Two-spotted spider mites (TSSM) have a wide range of native host plants which includes broadleaves and red clover.  In dry years, TSSM may feed on tree foliage and can be as destructive as European red mites (ERM).  Damaging levels will be observed first near the trunk; where they travel into the tree. Damage can be observed as light green or whitish areas along the midrib.  Must use 10x magnification to see the two spots; are more difficult to identify then ERM.

European red mite thresholds are based on population densities and increase through the season, i.e., June, 2.5 mites/leaf; July, 5 mites/ leaf; August, 7.5 mites/leaf.  Although sampling can provide an accurate read on a population it does not always reflect actual pressure.  Visible damage can be present even if populations are under threshold.  If physical damage is observed, economic injury is occurring.  After significant bronzing develops it is too late to apply a material as mite populations will decrease naturally from starvation.

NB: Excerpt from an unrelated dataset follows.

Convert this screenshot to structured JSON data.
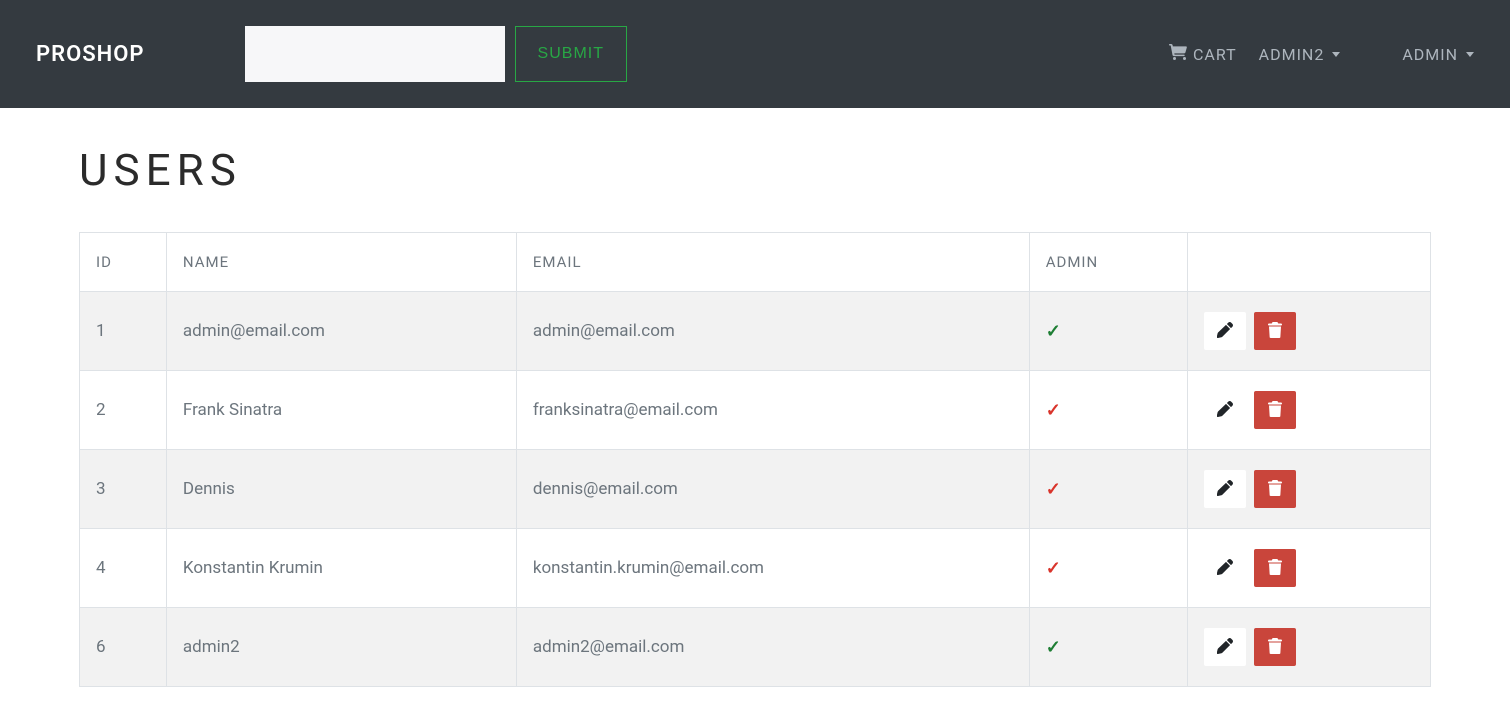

Dogwood borer
Use pheromone traps to sample presence/absence of dogwood borer (DWB).  If DWB are caught scout at least ten trees scattered throughout the block for infestation.  Focus on trees that are three to five years old grown on rootstocks susceptible to formation of burr knots, i.e., M.9, M.26 and Mark series.  Examine the trunk from the soil line to the first scaffold branch for frass protruding from borer holes, burr knots or damaged bark.  Fully remove trees guards while scouting.

Treatment options include a trunk application of Lorsban (chlorpyrifos).  Note: chlorpyrifos may not come in contact with bearing fruit and can be applied post-harvest.  Organic growers may choose to apply pure neem oil and paint, to the trunk.

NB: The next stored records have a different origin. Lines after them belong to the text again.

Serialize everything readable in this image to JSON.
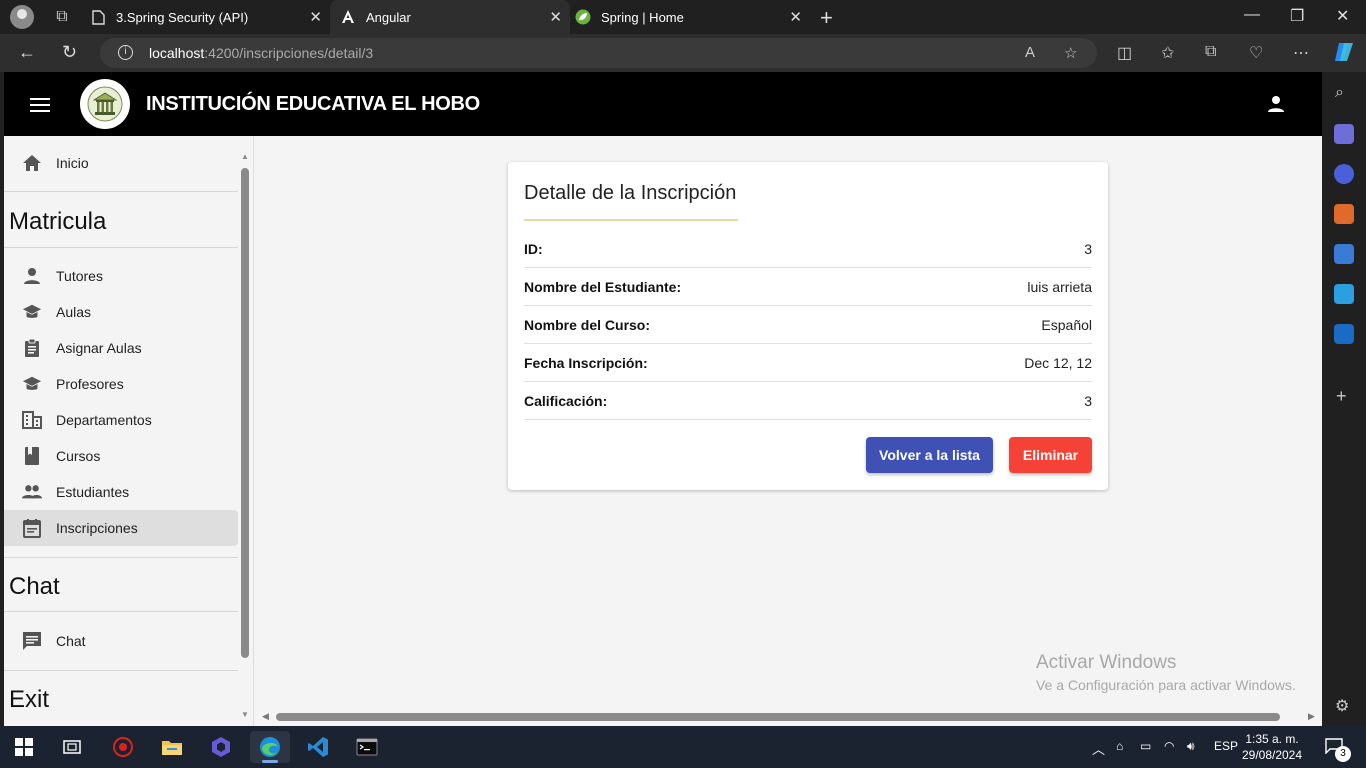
{
  "browser": {
    "tabs": [
      {
        "title": "3.Spring Security (API)",
        "active": false
      },
      {
        "title": "Angular",
        "active": true
      },
      {
        "title": "Spring | Home",
        "active": false
      }
    ],
    "url_host": "localhost",
    "url_path": ":4200/inscripciones/detail/3"
  },
  "app": {
    "title": "INSTITUCIÓN EDUCATIVA EL HOBO"
  },
  "sidebar": {
    "home": "Inicio",
    "sections": [
      {
        "title": "Matricula",
        "items": [
          "Tutores",
          "Aulas",
          "Asignar Aulas",
          "Profesores",
          "Departamentos",
          "Cursos",
          "Estudiantes",
          "Inscripciones"
        ]
      },
      {
        "title": "Chat",
        "items": [
          "Chat"
        ]
      },
      {
        "title": "Exit",
        "items": []
      }
    ],
    "active_item": "Inscripciones"
  },
  "detail": {
    "title": "Detalle de la Inscripción",
    "fields": [
      {
        "label": "ID:",
        "value": "3"
      },
      {
        "label": "Nombre del Estudiante:",
        "value": "luis arrieta"
      },
      {
        "label": "Nombre del Curso:",
        "value": "Español"
      },
      {
        "label": "Fecha Inscripción:",
        "value": "Dec 12, 12"
      },
      {
        "label": "Calificación:",
        "value": "3"
      }
    ],
    "back_button": "Volver a la lista",
    "delete_button": "Eliminar"
  },
  "watermark": {
    "line1": "Activar Windows",
    "line2": "Ve a Configuración para activar Windows."
  },
  "taskbar": {
    "language": "ESP",
    "time": "1:35 a. m.",
    "date": "29/08/2024",
    "notifications": "3"
  },
  "colors": {
    "primary": "#3f51b5",
    "warn": "#f44336",
    "toolbar": "#000000",
    "active_nav": "#dedede"
  }
}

Mating disruption is a viable option, but will not help manage existing larval infestations in the trees.  DWB are primarily attracted to root stocks which produce bur knots and may be a concern in many of the high-density orchards which are being planted.

Alternative insecticide options have been researched by Art Agnello, Cornell University, but do not offer an equal level of management that can be achieved by a single trunk application of chlorpyrifos.  Art’s research indicates that Avaunt (indoxacarb), Danitol (fenpropathrin) and Assail (acetamiprid) could provide suppression of DWB larva.  However none of these insecticides are labeled for DWB.

Cultural practices that reduce damage need to be implemented before infestations occur and include:

  1. Monitor adult population with pheromone traps.
  2. Identify and select rootstocks that have a lower tendency to producing burr knots. Rootstocks particularly susceptible to burr knot formation and attack by borers are M.9, M.26 and Mark.
  3. Trunk mounding around the exposed portion of the rootstock can reduce the initiation of burr knots. Where it is not possible to bury exposed rootstocks, the area around the trunk should be kept weed free to avoid shade and high humidity.
  4. Use wire mesh tree guards instead of solid guards.

Additional resource

April 20, 2015 Scaffold Fruit Journal